Soaring With Purpose

It’s a beautiful spring morning at my house. I even have the patio doors open, enjoying the sunshine as I’ve been reading my Bible and getting ready to start my day. The birds are singing, conversing with nature and each other. It’s hard to imagine on this perfect morning that dangerous storms will soon blow in. The weather report says that we are in a “red alert” status. 

In the last few minutes I’ve been meditating on Philippians 1:12. I guess you could say that the Apostle Paul was in a red alert situation. He was in jail! In fact, Paul was no stranger to bondage and shackles. I find it interesting, and convicting, that Paul said, “…my circumstances have turned out for the greater progress of the gospel…”  What an attitude in his storm! What a lesson in that one statement. 

As I think about that this morning, I wonder if that is my desire, that any circumstance I’m in can result in a greater progress for the gospel of Jesus Christ? When we are shackled to chains of situations we may have no control over, or even some we might have caused, are we willing to be there if it means the Christ is seen?

What do our prisons look like? Do the plaques over the cells say things like, death? The physical death of someone dear or the death of a relationship, again, something which we had no control over? Death of a marriage in divorce when that was the last thing ever dreamed of when vows were spoken? Death of career, of financial security, death of dreams? Death of life as it was and death of a presumed future? Death of a ministry, death of the possibility of a family you always dreamed of? All very painful, sometimes overwhelming, and it feels as though the walls of our circumstances are closing in. 

When life came crumbling down for me and I lost so many things I held dear, I believe my attitude was somewhat like Paul’s. I wanted God to be glorified in my life and the storms I was in to be a means of the gospel to go forth. I’ve had to ask myself this morning (or maybe the Holy Spirit has) if that is still my desire. I fear I often slip into the trap of looking at the chains rather than the end result. My eyes are lifted to the plaques over my cell and see only the sadness and pain. When I do this, I am indeed imprisoned without purpose. There is true freedom in proper focus and liberty in the song I sing. I just have to determine what I want the lyrics and melody to be. I must choose to soar beyond my circumstances. So do we all. 

I’ve always loved a little poem by Madame Guyon.
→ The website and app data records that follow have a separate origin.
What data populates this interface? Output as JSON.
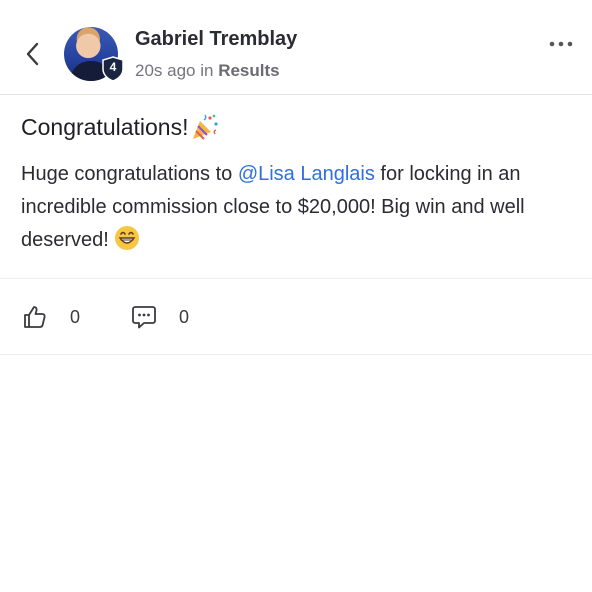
{
  "post": {
    "author": {
      "name": "Gabriel Tremblay",
      "level": "4"
    },
    "time": "20s ago",
    "in_label": "in",
    "group": "Results",
    "title": "Congratulations!",
    "body": {
      "before_mention": "Huge congratulations to ",
      "mention": "@Lisa Langlais",
      "after_mention": " for locking in an incredible commission close to $20,000! Big win and well deserved! "
    },
    "likes": "0",
    "comments": "0"
  },
  "icons": {
    "back": "chevron-left-icon",
    "more": "more-horizontal-icon",
    "badge": "shield-badge-icon",
    "title_emoji": "party-popper-emoji",
    "body_emoji": "grinning-face-emoji",
    "like": "thumbs-up-icon",
    "comment": "comment-bubble-icon"
  },
  "colors": {
    "mention": "#2f6fe0",
    "badge": "#1b2440",
    "divider": "#eeeef1"
  }
}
I will end my thoughts with it. It’s called,

A LITTLE BIRD AM I

Oh! It is good to soar.
These bolts and bars above,
To Him whose purpose I adore Whose providence I love;
And in Thy mighty Will to find The joy, the freedom of the mind.

Nought have I else to do;
I sing the whole day long;
And He, whom most I love to please, Doth listen to my song;
He caught and bound my wandering wing, But still He bends to hear me sing.
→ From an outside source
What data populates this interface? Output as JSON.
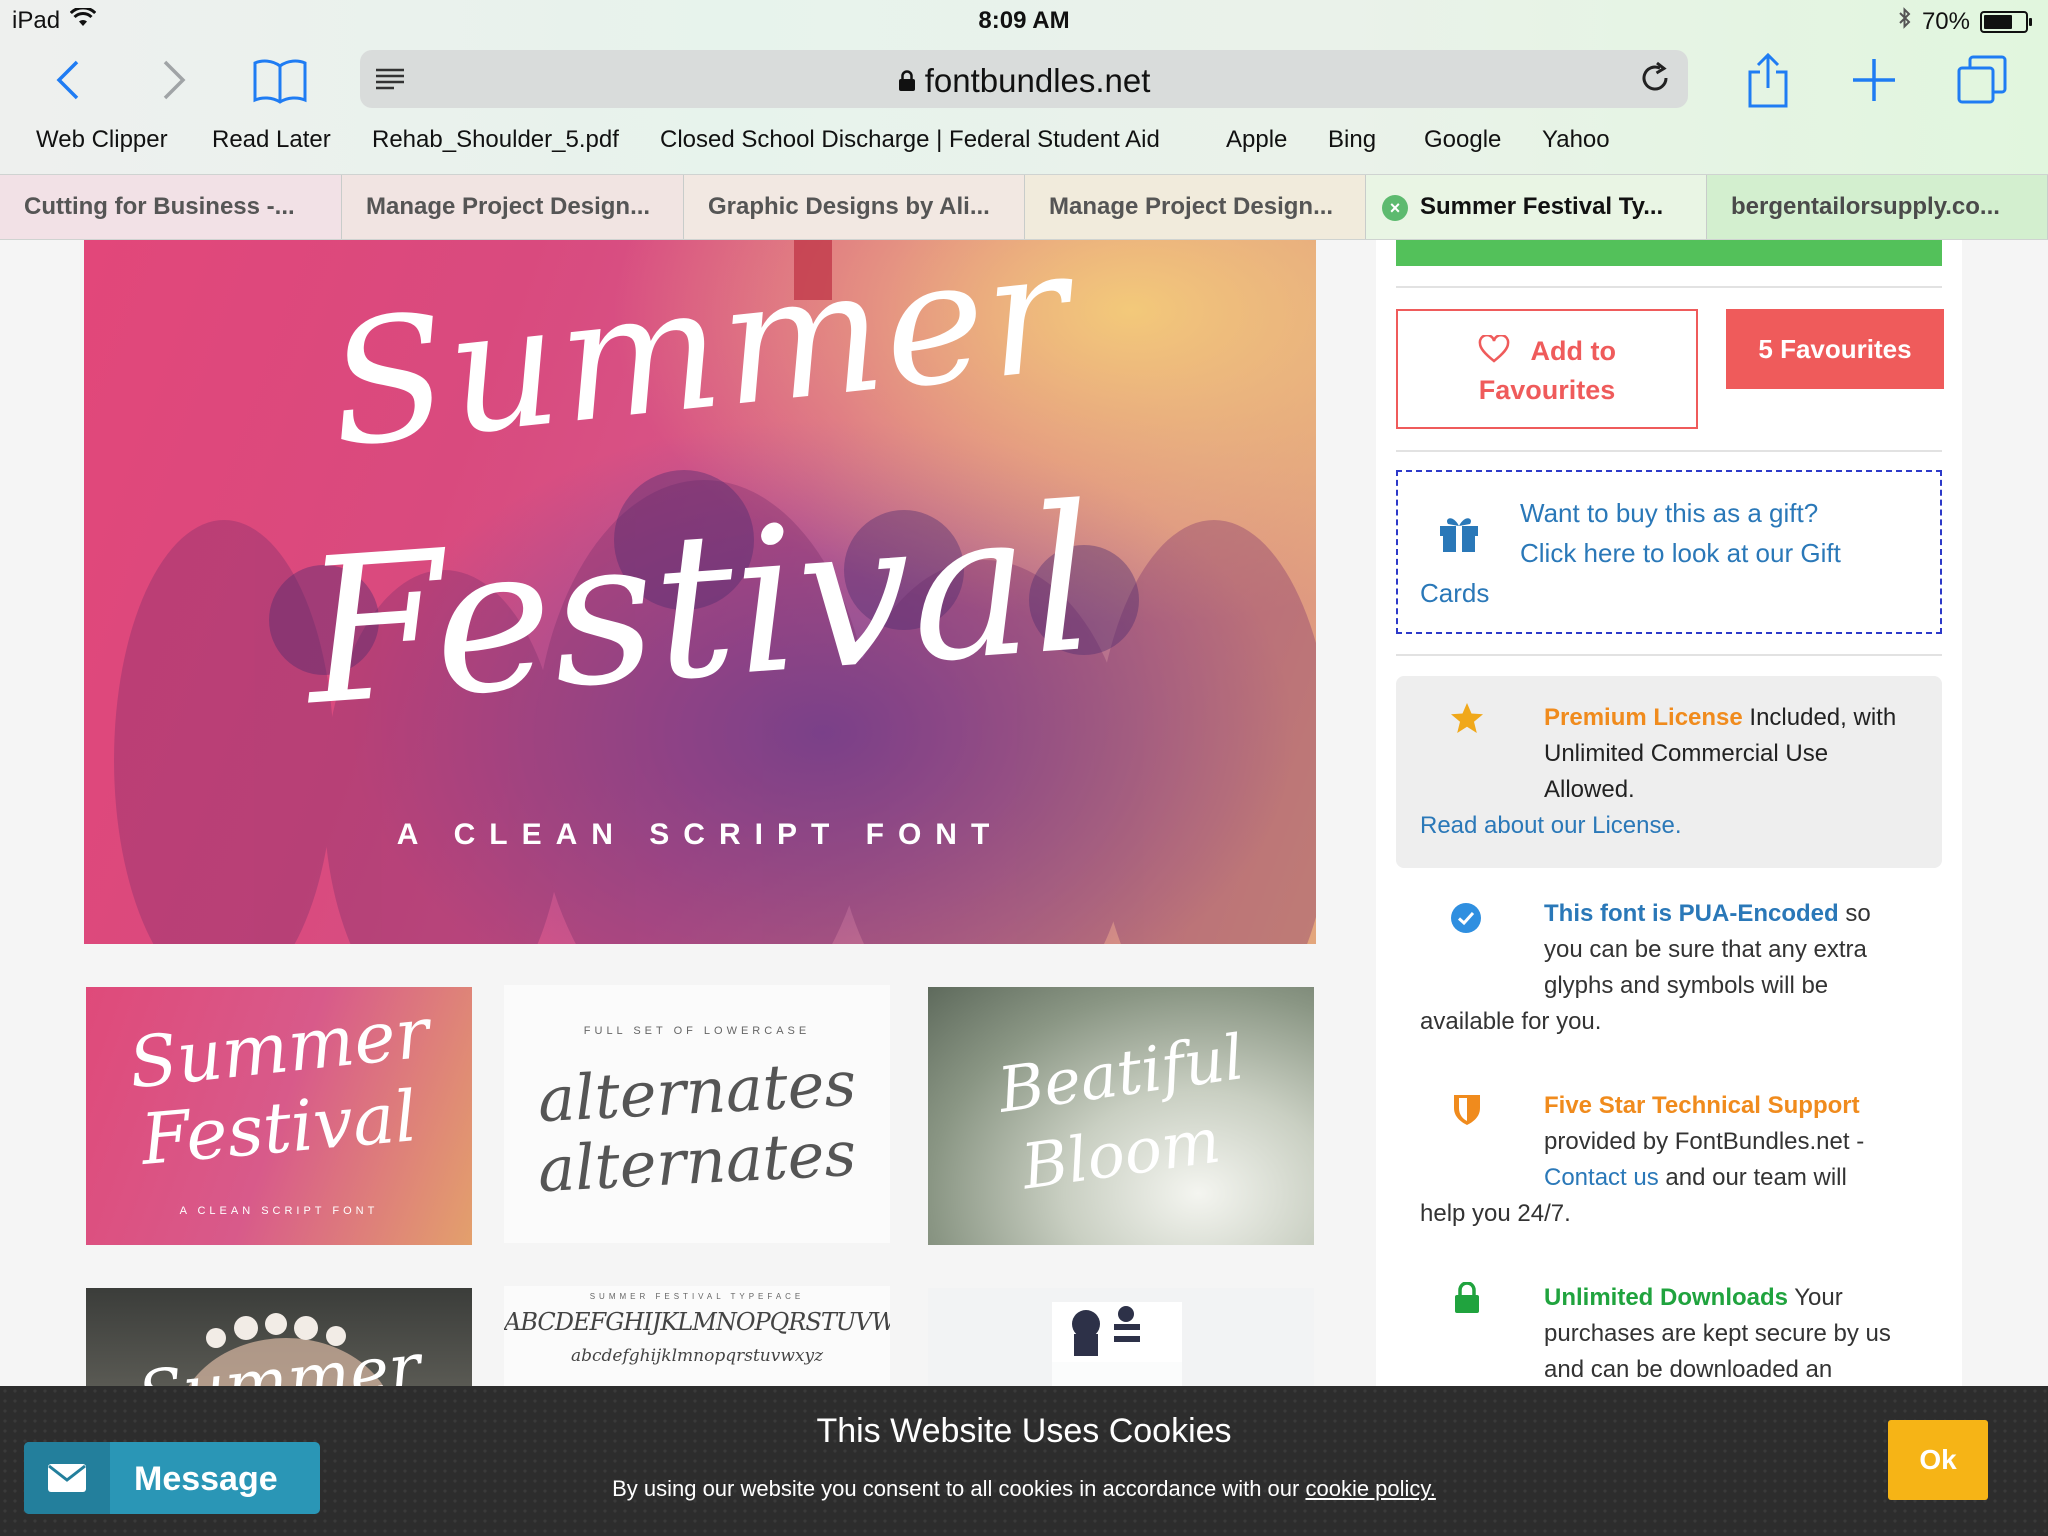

Thou hast an ear to hear;
A heart to love and bless;
And, though my notes were e’er so rude, Thou would’st not hear the less;
Because Thou knowest as they fall.
That LOVE, sweet love, inspires them all” 

My cage confines me round;
Abroad I cannot fly;
But, though my wing is closely bound, My heart’s at liberty.
My prison walls cannot control the flight, the freedom of the bound.
Oh! It is good to soar.
These bolts and bars above,
To Him whose purpose I adore Whose providence I love;
And in Thy mighty Will to find The joy, the freedom of the mind.”